EIGCA graduates make study tour of Scottish classics


EIGCA graduates make study tour of Scottish classics
Sean Dudley
By Adam Lawrence

The 2013 class of the European Institute of Golf Course Architects’ vocational qualification course has recently returned from a study tour to the Fife area.

The three students, Alex Hay of European Golf Design, Dannis Nieuwpoort of Mastergolf and Michael Terech from Czech firm Golfer, were invited on the study tour by EIGCA partner Toro, whose corporate accounts manager Andy Brown accompanied the trip.

The tour is the final part of the EIGCA programme and gave the students an opportunity to examine how traditional links courses have developed over time and how they have coped with changes in club and ball technology, as well as the introduction of modern maintenance techniques. Following the tour, each student will prepare a paper on aspects of links design, which will be presented at next year’s EIGCA conference.

Gordon Moir, director of greenkeeping at St Andrews Links Trust, hosted the group during a walk on the Old Course and at the Castle Course. The final visit was to Elie The group was met by secretary Gordon Fleming and Alan Mackie, past captain and club historian, who described how the course has changed since the earliest known record of an official layout in 1770.

EIGCA past president Ken Moodie, who accompanied the students, said he found the opportunity to play the Jubilee course at St Andrews with hickory clubs and replica gutty golf balls the most interesting experience. “This gave the students a first-hand demonstration of the shorter distance the ball could be hit with old technology and underlined the reasons that a good grasp of the running game was required in order to play the links courses well. Tee shots had to be strategically positioned in order to find an opening to the green to allow a ball to be run into the flag. The students also experienced the difficulties of getting the ball in the air with a long shot and the challenge of controlling a smaller and lighter golf ball in the wind. It was very noticeable how the break of the ball was affected by the breeze during putting, especially in the last few feet of its roll.”

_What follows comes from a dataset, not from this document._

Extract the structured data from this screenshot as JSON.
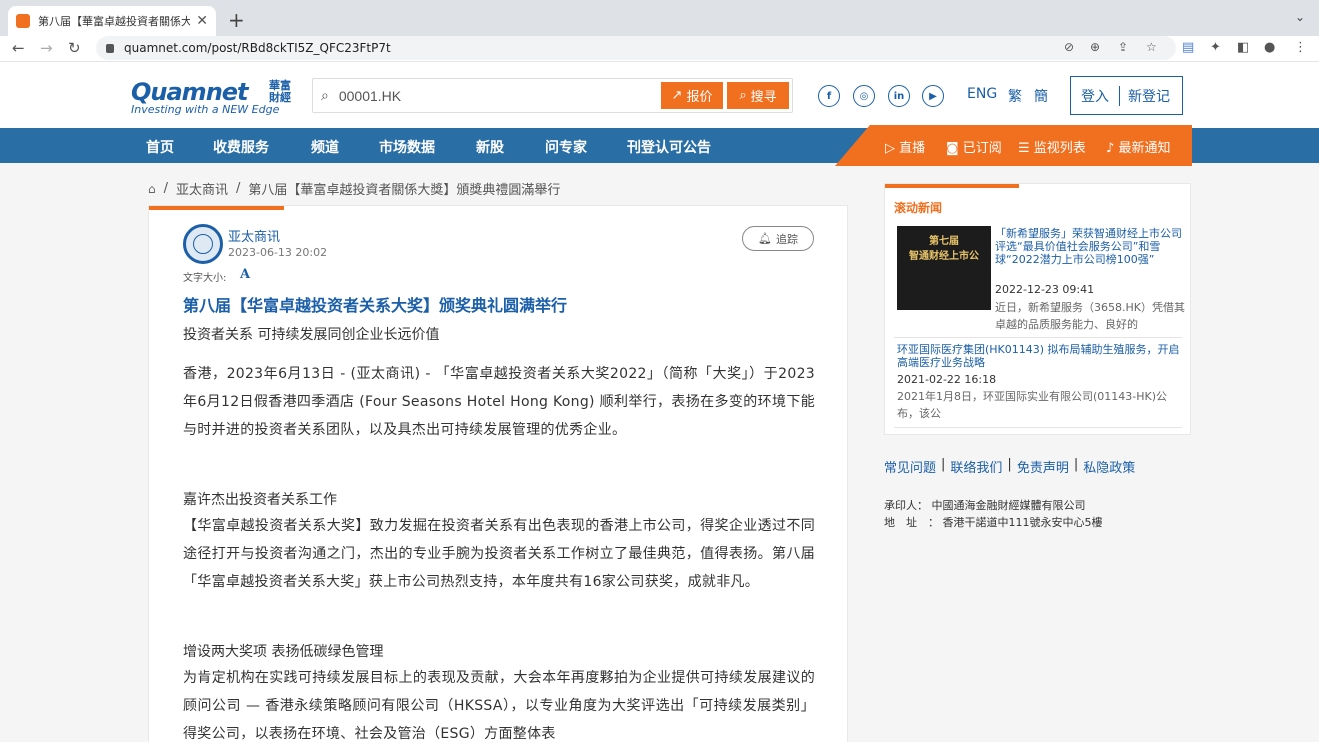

Terech said: “Hickories and gutties make it an entirely different game! It is the architectural elements and strategic solutions – within superficially similar courses – which is truly astonishing. Seeing the classic and the modern really shows the universal greatness of links courses which lies in fine details of the land.”